**What to work on**
Work through the material beneath and count the lines that include "icon"; the answer is that number alone.

**Entries supplied**

------------------------------------------------

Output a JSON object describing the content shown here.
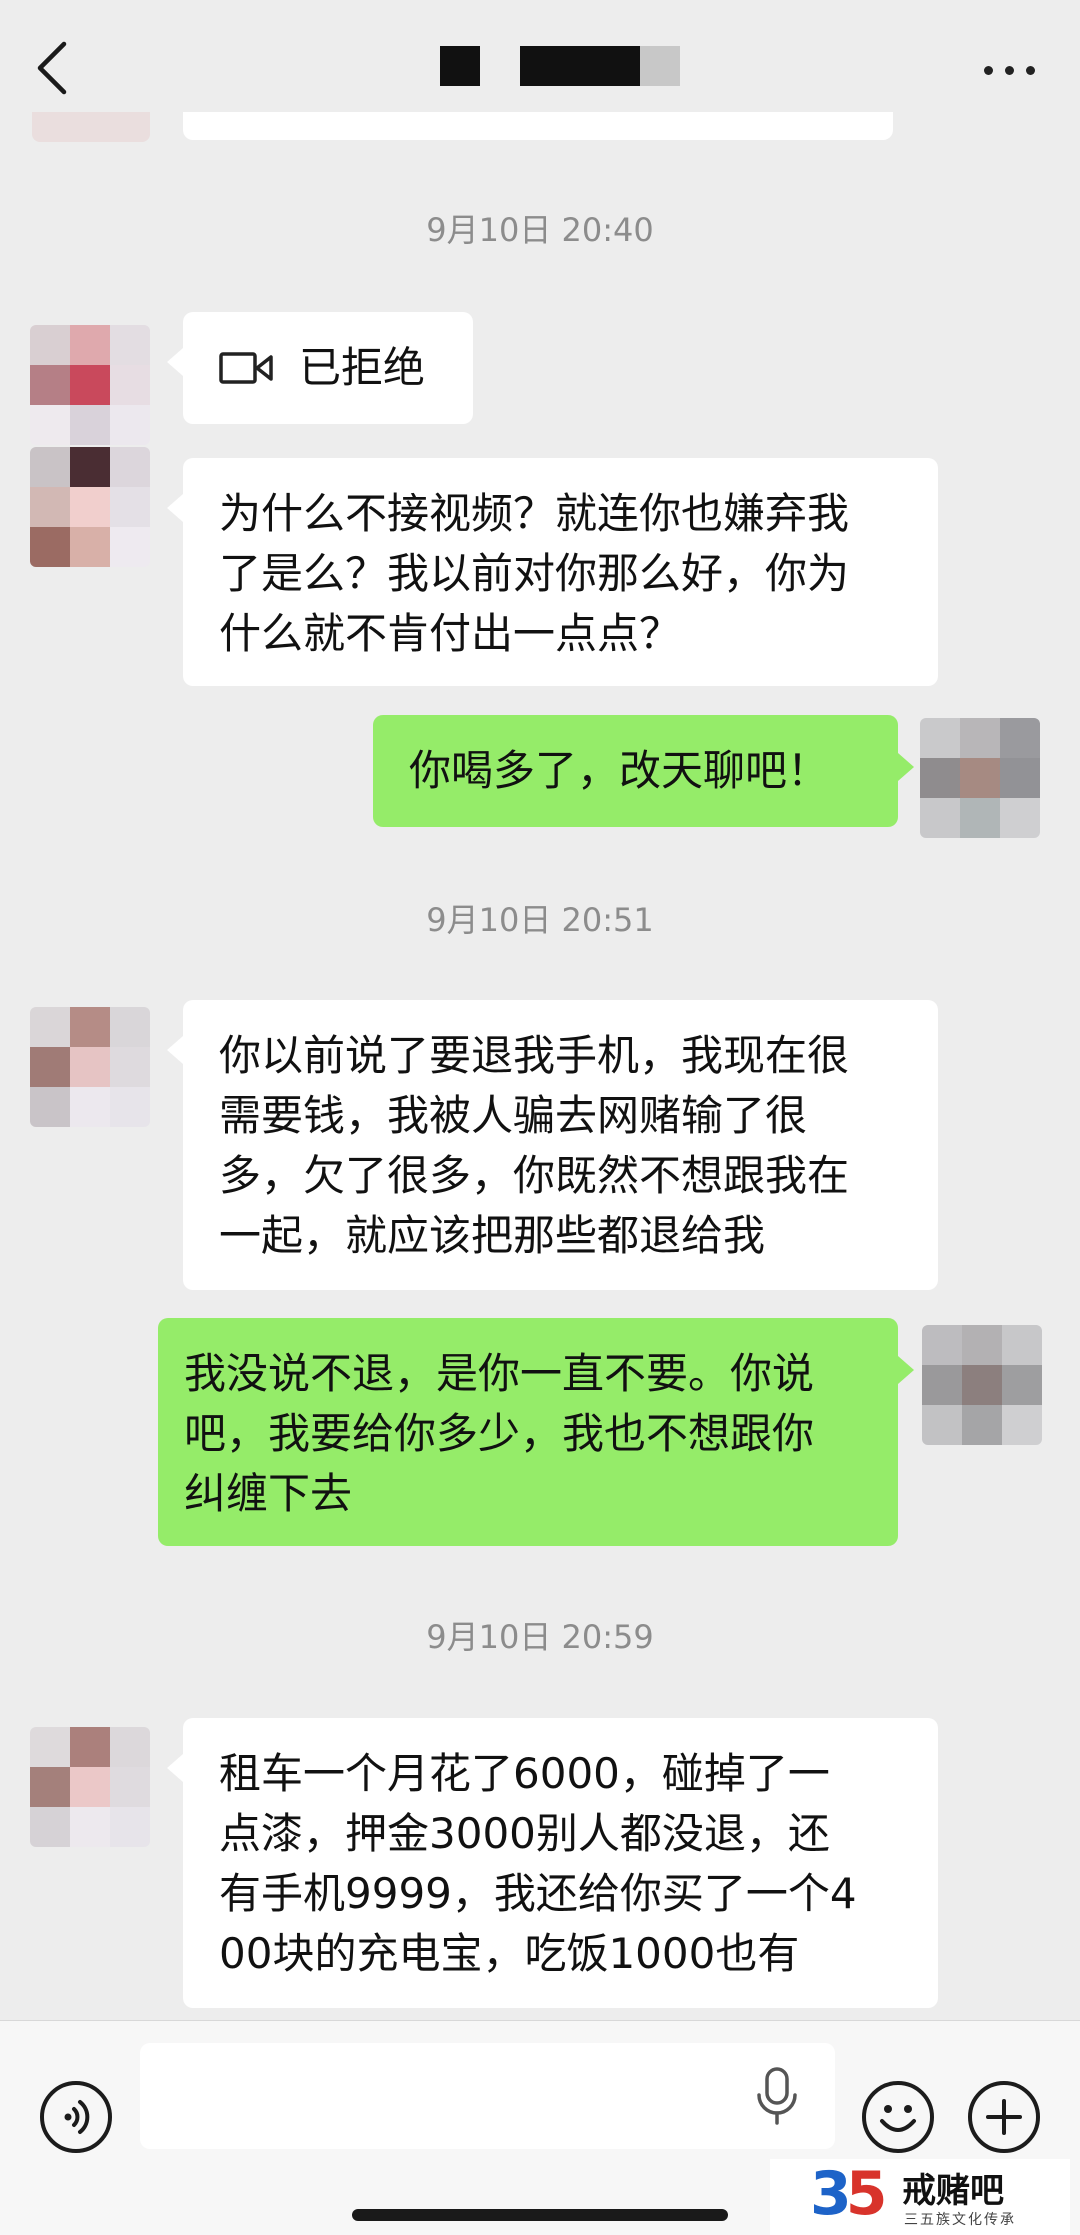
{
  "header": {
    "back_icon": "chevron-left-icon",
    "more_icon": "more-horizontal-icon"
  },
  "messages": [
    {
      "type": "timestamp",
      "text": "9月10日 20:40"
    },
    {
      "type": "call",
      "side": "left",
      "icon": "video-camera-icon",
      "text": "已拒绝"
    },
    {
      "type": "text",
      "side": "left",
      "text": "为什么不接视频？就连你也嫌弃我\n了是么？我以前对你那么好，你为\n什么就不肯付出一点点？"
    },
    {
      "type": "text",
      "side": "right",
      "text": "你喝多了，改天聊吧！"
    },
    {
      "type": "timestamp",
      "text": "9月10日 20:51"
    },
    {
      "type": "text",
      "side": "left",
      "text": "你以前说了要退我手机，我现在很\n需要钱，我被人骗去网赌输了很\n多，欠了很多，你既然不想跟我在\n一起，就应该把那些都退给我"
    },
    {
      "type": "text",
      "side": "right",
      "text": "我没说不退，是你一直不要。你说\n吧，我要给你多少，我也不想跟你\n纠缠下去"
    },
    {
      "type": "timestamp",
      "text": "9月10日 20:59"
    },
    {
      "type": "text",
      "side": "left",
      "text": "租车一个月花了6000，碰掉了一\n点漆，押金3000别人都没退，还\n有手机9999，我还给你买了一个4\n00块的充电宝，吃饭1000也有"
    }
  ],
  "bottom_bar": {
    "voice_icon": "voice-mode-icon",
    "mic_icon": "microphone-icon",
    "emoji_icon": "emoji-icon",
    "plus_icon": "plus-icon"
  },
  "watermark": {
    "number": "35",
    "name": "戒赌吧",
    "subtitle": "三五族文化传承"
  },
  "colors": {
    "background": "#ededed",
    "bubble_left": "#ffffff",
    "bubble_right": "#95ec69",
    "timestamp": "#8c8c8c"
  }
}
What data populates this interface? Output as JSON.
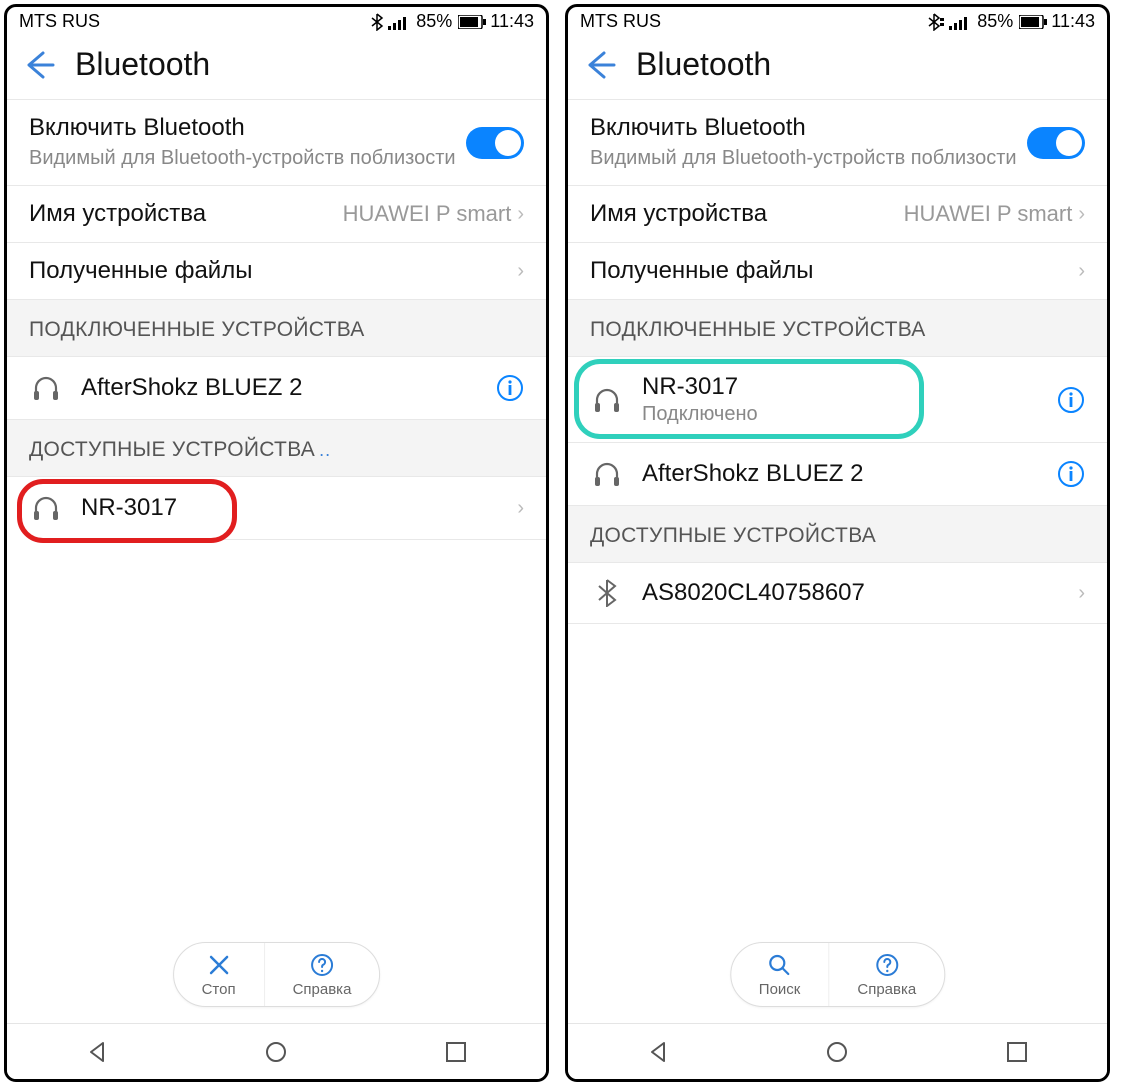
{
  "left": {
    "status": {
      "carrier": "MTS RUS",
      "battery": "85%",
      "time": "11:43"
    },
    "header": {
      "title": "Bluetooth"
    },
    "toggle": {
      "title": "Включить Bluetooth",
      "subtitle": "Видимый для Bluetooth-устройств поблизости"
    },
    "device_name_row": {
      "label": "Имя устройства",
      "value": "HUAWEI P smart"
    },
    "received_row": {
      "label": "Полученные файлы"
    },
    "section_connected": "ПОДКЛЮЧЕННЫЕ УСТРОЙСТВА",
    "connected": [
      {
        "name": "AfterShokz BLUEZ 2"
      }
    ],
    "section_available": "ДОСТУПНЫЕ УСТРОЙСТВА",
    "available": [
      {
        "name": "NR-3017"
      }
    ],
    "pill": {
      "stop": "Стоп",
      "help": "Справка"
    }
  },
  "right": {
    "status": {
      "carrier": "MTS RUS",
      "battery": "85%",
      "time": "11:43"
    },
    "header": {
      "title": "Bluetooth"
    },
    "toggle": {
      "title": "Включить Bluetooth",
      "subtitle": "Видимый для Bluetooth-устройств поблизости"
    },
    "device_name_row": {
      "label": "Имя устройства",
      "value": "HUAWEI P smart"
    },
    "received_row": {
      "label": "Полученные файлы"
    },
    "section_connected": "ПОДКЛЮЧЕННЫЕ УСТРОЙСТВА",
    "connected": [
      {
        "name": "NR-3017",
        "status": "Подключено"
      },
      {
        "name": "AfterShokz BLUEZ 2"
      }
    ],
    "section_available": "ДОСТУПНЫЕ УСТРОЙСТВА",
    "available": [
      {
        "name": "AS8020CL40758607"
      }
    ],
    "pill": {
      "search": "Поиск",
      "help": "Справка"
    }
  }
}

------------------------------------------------

**Response area**
7